[Element data from apps and pages]

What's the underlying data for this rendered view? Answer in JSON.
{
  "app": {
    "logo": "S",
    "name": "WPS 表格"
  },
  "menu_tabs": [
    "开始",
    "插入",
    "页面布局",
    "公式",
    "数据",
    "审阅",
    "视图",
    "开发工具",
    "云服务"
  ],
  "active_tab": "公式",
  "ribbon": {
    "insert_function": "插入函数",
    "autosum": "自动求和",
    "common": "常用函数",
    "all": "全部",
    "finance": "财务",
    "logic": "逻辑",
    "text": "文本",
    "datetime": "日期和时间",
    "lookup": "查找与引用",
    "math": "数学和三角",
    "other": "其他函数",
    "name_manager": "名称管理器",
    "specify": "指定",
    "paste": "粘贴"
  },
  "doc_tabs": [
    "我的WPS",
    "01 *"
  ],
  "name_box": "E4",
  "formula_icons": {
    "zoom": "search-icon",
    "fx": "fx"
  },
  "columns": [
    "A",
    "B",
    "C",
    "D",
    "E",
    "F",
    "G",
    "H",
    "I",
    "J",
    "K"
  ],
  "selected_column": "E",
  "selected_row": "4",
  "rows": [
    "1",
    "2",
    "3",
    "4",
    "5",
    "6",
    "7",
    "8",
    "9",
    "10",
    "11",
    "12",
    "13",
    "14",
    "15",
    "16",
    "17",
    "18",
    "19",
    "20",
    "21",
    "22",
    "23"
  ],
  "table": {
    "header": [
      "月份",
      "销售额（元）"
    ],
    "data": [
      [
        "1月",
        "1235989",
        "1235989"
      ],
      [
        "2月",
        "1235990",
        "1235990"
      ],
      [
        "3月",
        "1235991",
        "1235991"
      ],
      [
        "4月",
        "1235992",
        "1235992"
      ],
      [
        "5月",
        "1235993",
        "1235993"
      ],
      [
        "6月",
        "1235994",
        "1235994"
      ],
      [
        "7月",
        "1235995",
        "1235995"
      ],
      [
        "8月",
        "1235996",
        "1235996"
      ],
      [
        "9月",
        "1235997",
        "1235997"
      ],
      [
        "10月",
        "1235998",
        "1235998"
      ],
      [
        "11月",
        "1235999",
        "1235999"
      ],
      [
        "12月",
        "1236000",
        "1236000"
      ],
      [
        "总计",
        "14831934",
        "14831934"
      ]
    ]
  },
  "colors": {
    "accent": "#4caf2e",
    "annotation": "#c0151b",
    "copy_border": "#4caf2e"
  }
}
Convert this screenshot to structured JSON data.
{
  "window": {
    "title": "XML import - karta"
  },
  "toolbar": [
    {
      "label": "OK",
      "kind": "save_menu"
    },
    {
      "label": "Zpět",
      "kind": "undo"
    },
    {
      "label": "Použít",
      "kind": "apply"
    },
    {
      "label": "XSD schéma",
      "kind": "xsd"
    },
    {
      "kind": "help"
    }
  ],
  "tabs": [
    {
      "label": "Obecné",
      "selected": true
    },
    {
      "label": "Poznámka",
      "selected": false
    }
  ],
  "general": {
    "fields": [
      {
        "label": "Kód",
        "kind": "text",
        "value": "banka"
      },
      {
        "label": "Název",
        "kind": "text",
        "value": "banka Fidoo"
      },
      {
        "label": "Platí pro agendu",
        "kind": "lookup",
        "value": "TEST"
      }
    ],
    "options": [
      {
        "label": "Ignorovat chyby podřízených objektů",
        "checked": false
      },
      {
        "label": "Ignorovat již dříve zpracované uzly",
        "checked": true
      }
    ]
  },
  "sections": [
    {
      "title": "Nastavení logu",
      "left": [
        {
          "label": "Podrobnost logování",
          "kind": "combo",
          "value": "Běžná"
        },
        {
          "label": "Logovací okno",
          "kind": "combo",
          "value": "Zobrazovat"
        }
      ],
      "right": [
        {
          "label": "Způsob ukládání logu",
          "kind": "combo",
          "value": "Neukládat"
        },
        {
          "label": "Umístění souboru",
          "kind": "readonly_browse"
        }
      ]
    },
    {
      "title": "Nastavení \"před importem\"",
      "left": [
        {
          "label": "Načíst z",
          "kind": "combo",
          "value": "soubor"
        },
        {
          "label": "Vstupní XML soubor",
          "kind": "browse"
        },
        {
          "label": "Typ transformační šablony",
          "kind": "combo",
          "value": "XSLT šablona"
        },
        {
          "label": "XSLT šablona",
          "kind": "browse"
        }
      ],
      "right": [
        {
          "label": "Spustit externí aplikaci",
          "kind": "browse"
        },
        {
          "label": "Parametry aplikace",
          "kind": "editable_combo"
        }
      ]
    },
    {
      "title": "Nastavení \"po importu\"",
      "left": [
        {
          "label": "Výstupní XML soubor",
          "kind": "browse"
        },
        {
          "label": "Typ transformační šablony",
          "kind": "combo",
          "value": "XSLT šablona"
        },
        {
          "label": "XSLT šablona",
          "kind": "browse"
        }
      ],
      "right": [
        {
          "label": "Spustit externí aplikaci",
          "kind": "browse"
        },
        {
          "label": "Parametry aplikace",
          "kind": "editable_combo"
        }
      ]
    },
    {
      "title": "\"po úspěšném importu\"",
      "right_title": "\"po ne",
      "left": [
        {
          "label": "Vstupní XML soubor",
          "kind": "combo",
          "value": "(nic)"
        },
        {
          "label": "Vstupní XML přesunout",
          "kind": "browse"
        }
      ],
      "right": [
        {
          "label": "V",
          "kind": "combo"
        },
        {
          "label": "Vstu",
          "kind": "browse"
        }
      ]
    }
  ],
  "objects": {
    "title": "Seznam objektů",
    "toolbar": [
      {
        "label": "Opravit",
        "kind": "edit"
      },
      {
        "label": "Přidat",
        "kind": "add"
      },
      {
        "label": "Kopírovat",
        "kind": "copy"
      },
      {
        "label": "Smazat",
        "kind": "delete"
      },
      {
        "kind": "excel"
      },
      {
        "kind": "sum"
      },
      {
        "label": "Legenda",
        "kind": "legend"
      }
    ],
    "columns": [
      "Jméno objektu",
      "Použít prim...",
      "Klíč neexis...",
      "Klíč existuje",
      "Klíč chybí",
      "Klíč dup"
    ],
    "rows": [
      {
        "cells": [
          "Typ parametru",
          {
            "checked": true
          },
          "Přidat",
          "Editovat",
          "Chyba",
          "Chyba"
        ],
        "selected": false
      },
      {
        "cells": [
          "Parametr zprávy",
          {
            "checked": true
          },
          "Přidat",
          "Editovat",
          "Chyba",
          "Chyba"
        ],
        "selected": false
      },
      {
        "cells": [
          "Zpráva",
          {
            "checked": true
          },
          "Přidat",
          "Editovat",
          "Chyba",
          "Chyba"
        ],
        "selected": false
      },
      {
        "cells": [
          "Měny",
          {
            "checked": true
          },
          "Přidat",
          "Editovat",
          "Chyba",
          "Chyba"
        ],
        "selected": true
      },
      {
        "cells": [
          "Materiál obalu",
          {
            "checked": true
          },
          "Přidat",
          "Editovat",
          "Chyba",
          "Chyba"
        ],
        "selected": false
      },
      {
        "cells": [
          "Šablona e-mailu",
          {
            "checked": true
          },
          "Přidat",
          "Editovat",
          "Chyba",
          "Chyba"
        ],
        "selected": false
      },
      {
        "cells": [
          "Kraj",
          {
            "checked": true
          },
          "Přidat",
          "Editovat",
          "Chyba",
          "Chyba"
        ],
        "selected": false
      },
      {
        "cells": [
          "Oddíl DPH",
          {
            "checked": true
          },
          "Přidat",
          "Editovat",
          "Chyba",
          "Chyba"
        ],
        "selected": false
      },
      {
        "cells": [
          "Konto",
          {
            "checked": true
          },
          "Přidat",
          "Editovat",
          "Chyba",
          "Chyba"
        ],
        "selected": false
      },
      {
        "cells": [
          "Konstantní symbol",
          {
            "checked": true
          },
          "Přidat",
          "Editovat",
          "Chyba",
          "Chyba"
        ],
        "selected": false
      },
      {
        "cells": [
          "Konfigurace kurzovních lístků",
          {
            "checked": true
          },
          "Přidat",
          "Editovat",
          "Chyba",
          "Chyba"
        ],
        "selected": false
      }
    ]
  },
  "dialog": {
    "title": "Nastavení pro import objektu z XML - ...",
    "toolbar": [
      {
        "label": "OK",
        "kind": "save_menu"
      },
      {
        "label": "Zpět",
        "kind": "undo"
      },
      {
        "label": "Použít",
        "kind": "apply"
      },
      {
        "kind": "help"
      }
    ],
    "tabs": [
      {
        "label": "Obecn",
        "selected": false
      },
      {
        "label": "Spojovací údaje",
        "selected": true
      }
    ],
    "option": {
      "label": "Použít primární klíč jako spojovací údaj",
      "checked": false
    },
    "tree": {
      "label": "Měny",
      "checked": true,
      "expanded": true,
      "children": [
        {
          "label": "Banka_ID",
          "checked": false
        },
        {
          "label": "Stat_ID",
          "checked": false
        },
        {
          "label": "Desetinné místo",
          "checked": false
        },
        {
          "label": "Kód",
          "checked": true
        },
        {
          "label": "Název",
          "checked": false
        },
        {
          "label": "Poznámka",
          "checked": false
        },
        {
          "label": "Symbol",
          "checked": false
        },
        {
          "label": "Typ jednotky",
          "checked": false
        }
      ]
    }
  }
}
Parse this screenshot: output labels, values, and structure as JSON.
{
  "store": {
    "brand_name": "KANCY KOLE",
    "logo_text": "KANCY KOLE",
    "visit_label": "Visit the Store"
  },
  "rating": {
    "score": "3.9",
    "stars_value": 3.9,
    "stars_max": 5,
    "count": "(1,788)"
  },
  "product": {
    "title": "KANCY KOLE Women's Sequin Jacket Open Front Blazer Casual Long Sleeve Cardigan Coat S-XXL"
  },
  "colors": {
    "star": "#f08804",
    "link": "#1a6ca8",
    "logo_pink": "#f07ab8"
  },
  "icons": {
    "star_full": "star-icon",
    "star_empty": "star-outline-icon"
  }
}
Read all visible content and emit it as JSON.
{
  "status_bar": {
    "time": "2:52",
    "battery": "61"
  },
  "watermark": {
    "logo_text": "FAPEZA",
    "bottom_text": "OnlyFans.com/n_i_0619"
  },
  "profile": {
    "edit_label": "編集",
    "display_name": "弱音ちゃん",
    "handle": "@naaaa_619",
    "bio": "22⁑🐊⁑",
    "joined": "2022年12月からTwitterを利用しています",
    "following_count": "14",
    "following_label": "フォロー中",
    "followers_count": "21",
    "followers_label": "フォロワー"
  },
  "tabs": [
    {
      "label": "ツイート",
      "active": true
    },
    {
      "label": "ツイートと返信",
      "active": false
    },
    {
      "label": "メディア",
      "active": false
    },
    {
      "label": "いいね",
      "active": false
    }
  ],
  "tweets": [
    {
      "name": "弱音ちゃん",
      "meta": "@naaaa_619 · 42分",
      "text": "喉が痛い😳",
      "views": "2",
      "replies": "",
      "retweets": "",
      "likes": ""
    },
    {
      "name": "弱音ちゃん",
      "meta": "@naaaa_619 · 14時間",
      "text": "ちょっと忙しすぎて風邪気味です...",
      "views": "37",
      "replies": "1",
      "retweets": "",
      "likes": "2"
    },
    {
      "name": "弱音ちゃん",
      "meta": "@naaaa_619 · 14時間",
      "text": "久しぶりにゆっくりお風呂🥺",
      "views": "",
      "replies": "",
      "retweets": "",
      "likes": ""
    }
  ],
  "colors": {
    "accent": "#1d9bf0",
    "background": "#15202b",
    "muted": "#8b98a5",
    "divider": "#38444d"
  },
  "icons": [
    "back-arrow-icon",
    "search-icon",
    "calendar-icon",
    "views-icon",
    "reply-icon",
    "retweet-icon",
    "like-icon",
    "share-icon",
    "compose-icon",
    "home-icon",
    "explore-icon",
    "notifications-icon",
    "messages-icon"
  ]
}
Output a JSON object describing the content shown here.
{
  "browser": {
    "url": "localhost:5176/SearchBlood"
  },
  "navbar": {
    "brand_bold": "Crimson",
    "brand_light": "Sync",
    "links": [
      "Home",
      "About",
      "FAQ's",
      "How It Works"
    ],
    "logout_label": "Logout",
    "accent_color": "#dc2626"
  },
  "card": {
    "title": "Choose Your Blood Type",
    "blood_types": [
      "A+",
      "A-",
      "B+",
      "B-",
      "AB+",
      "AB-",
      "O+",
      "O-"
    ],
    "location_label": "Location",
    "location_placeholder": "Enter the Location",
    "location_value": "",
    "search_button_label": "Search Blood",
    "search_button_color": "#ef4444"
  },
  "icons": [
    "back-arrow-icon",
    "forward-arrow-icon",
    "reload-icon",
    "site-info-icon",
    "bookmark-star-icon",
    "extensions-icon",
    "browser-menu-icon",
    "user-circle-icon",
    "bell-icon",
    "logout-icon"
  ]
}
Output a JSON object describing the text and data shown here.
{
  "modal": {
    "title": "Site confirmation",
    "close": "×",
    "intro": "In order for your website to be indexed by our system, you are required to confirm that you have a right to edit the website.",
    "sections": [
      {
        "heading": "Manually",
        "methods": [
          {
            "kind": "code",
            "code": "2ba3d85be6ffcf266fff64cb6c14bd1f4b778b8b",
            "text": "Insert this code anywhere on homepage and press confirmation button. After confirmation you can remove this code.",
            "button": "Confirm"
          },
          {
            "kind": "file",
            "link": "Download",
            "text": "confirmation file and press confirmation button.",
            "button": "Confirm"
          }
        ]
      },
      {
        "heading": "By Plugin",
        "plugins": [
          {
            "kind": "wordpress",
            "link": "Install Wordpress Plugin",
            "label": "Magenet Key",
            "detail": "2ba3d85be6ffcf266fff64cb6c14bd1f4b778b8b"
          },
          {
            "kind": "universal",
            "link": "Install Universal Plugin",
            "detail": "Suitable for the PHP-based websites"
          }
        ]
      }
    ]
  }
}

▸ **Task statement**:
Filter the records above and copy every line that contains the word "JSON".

▸ **Exercise output**:
What's the underlying data for this rendered view? Answer in JSON.
Convert this screenshot to structured JSON data.
Parse this screenshot: output labels, values, and structure as JSON.
Read all visible content and emit it as JSON.
Output a JSON object describing the content shown here.
Output a JSON object describing the text and data shown here.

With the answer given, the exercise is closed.